finally come back? Be unpredictable – change direction frequently and run away from your
dog if he is unwilling to come. Make yourself interesting, use lots of praise (when it is
deserved) and reward good performances. Make your dog want to come to you! Produce toys at random intervals and, if your dog is not there to play with the toy, pretend to play with it
● Keep your dog’s attention on you, rather than on what is going on around you. Play “find it”
with pieces of your dog’s food ration, or hide toys for him to search for.
● Consider only feeding your dog his daily ration of food while on a walk. Although this may be
inconvenient, it can be a great help if your dog is not very interested in food or toys as rewards
and probably only needs to be followed for a week or two. For every recall he fails to do, he
loses a portion (a handful for a large dog) of food) and he only gets fed on walks. It is
imperative not to weaken and feed your dog anyway out of pity when you get back, or this
approach will not work! After a day of no food, hunger will start to get the better of your dog
and he will be much more inclined to come back when called if he knows that this is his only
chance for any dinner.
● If the problem is running off (rather than simply refusing to come back) never walk him off lead
(use a flexible lead or long line) while you work on the other methods of improving his recall.
The more he runs off and has a good time, the more he will want to run off.
● If you happen to see your dog coming back of his own accord, call his name and use your
recall command – he will forget that it is a set up when he gets enthusiastic praise and a titbit
● Increase the level of distractions gradually. Work on your recall in the house, then the garden,
then a field and finally on a walk with other dogs and people. Use more exciting rewards for
more difficult situations. Remember to practice recalls in all situations. Remember also that
dogs are very adept at pattern recognition – they will realise that, if you always put them on a

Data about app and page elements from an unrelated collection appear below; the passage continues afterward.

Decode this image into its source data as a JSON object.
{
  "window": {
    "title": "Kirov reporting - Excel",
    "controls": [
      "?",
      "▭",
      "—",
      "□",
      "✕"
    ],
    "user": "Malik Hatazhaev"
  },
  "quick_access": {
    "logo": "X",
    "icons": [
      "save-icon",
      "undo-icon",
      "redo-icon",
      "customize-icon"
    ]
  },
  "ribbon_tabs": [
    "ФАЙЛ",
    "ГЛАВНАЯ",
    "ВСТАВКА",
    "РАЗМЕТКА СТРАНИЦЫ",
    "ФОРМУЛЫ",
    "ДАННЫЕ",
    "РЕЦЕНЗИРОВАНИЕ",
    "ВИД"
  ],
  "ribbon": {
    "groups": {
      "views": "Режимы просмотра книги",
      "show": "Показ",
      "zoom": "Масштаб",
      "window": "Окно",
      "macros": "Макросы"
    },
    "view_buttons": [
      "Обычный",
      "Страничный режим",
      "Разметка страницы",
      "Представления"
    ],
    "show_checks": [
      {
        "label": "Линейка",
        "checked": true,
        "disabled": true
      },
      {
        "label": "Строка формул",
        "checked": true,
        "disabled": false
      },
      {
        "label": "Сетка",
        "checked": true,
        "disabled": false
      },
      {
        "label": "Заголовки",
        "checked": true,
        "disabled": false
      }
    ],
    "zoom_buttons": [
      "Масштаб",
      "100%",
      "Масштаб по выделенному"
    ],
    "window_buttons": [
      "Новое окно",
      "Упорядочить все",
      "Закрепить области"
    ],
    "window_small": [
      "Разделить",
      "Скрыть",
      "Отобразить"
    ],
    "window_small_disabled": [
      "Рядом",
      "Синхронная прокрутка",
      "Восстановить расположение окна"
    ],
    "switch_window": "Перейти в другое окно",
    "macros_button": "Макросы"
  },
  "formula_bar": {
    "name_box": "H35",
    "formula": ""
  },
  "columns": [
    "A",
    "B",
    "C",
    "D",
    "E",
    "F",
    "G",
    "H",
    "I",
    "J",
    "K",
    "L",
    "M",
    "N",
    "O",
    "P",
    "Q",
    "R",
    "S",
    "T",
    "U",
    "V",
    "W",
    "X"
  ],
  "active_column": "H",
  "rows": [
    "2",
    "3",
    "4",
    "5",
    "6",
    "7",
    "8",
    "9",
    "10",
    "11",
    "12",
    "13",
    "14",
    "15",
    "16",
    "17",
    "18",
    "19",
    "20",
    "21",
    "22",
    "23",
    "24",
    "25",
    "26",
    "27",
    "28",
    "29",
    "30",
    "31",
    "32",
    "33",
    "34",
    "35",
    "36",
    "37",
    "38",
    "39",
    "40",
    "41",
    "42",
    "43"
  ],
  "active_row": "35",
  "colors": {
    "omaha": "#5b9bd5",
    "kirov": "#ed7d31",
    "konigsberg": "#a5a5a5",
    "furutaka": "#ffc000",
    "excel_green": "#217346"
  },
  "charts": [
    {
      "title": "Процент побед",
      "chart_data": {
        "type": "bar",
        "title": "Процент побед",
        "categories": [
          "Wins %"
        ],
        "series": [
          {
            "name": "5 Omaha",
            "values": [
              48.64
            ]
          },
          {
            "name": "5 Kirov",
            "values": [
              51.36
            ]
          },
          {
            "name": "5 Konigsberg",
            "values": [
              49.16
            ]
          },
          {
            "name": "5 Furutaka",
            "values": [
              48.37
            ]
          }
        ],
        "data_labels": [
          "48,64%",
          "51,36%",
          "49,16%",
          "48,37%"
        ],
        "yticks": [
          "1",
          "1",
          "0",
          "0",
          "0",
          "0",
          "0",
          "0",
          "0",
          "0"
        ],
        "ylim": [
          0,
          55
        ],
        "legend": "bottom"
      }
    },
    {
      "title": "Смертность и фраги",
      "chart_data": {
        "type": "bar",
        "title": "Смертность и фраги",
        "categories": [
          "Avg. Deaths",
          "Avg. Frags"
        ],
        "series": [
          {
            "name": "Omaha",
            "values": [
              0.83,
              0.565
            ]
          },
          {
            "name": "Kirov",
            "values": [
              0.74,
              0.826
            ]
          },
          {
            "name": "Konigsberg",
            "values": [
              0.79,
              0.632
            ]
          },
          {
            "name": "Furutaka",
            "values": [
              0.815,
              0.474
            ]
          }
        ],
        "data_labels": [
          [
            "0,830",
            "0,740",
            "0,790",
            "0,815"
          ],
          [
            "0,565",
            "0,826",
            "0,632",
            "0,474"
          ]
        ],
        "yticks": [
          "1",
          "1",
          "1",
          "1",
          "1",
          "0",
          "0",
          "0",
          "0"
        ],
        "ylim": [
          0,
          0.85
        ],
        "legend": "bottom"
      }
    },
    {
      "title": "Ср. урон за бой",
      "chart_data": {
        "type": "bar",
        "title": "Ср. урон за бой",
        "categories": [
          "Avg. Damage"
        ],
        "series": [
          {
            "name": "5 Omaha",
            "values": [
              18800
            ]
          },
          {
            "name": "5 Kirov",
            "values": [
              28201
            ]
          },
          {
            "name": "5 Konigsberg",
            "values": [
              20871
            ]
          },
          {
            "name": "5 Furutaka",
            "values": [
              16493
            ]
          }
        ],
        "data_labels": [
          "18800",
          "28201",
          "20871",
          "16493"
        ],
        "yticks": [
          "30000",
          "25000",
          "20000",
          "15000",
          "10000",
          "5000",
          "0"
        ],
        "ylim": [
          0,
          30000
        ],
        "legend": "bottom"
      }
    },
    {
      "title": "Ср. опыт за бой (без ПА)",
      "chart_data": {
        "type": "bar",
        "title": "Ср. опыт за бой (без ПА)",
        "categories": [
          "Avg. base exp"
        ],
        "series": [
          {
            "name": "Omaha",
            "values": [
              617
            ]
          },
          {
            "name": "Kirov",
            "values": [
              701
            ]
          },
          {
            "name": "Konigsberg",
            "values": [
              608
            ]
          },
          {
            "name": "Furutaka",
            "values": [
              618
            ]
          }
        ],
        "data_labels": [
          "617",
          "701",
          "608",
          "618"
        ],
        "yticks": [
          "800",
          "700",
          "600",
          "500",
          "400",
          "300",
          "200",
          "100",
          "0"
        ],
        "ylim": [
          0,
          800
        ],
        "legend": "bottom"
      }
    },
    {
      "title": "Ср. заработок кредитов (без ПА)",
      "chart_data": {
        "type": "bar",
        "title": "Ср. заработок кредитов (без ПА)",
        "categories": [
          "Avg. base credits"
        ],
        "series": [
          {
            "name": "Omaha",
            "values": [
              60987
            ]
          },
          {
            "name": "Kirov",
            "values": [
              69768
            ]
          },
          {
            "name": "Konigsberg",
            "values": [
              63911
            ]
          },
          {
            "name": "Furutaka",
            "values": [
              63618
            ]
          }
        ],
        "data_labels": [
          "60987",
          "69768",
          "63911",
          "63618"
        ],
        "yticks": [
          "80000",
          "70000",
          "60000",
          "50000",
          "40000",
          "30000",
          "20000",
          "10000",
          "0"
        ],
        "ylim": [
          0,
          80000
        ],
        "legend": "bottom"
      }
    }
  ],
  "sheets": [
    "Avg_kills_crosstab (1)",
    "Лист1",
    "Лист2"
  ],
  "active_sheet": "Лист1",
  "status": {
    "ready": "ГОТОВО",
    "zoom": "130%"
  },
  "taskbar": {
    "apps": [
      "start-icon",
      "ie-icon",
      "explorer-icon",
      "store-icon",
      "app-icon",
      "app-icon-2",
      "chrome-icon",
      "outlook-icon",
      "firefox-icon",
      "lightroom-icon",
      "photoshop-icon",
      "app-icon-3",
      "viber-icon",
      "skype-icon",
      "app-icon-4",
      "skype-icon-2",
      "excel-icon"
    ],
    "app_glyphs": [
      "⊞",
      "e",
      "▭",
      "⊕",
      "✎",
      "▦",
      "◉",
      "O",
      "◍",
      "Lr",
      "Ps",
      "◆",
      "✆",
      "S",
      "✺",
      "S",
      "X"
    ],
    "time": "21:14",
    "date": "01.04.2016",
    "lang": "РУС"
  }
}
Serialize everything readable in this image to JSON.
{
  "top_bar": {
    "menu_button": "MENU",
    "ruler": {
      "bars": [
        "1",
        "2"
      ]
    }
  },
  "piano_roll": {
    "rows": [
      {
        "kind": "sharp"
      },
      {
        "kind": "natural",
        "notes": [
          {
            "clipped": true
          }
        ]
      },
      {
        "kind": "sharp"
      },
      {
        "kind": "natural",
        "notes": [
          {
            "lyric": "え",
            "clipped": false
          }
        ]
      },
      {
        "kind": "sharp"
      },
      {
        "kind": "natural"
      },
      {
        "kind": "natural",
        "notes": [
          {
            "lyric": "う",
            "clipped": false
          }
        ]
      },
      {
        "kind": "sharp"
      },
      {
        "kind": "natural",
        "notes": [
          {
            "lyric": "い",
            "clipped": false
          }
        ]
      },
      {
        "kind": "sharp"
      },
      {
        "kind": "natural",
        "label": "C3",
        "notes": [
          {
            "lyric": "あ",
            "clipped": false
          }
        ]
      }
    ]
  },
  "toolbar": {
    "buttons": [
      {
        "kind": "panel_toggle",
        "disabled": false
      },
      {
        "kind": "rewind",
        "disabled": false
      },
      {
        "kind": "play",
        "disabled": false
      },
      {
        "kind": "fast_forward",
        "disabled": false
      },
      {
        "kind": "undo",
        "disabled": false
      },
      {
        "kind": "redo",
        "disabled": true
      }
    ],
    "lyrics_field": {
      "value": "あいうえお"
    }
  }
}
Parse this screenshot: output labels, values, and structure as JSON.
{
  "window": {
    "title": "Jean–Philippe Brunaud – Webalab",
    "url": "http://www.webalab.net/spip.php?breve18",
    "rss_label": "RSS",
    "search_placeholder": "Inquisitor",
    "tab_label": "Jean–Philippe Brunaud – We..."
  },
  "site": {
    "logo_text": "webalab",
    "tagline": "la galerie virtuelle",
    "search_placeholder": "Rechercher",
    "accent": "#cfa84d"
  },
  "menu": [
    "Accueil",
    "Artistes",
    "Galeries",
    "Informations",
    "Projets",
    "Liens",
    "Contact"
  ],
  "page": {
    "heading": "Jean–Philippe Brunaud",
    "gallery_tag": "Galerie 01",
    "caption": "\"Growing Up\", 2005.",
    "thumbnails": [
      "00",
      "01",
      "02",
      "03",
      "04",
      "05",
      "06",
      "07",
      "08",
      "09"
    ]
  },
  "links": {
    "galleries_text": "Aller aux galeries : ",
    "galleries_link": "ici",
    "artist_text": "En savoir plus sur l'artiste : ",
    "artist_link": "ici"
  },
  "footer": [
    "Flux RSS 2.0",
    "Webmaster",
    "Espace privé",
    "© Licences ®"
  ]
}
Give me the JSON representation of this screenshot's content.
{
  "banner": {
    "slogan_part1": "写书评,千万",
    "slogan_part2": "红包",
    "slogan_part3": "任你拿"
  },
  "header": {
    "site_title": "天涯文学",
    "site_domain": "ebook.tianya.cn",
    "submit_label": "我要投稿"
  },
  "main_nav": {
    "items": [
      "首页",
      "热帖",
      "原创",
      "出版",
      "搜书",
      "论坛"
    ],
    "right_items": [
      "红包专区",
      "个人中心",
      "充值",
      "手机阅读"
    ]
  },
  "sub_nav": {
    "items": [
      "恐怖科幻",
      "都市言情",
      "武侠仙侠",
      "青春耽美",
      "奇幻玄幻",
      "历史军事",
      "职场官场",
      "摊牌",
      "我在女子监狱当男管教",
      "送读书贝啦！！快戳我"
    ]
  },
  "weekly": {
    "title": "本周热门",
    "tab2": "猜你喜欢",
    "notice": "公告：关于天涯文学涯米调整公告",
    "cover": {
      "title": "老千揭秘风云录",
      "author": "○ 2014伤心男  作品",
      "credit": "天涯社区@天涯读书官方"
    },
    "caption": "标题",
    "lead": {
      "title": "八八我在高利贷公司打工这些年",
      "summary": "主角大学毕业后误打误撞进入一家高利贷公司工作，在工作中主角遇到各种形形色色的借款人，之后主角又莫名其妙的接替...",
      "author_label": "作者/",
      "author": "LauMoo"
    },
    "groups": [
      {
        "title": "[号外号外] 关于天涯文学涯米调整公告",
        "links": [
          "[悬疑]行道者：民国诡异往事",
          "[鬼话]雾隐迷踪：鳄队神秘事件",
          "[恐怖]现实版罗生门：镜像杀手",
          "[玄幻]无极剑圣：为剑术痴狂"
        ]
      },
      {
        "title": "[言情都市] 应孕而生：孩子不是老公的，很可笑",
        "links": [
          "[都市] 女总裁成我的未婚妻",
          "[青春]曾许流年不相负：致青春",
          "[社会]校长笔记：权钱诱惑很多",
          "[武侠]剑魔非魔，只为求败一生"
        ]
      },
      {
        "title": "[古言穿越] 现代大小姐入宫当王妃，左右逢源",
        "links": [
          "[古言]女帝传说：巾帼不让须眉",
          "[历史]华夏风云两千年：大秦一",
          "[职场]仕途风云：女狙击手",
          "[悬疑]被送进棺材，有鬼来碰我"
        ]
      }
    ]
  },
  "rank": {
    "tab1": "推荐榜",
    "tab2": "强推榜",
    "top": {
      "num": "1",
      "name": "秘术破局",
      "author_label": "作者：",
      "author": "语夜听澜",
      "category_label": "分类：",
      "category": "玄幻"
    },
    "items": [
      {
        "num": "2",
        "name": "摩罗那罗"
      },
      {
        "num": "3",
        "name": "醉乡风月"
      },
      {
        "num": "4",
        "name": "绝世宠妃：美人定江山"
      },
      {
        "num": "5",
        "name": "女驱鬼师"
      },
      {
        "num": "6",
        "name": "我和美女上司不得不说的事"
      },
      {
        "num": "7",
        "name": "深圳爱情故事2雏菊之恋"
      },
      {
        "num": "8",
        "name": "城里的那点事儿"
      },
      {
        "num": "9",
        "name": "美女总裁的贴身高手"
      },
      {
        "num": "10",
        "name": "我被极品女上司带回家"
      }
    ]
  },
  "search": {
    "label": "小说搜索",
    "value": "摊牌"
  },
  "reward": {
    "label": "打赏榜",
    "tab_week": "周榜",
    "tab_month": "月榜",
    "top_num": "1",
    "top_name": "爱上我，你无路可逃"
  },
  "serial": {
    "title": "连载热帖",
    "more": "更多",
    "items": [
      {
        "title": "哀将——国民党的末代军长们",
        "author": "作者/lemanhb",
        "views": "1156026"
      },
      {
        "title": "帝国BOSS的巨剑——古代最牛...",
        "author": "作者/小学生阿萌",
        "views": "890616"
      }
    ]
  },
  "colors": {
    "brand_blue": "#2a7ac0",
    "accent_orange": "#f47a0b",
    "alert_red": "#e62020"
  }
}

lead after calling them in a certain place or situation, it’s not a good idea to come back to you
when you call them then.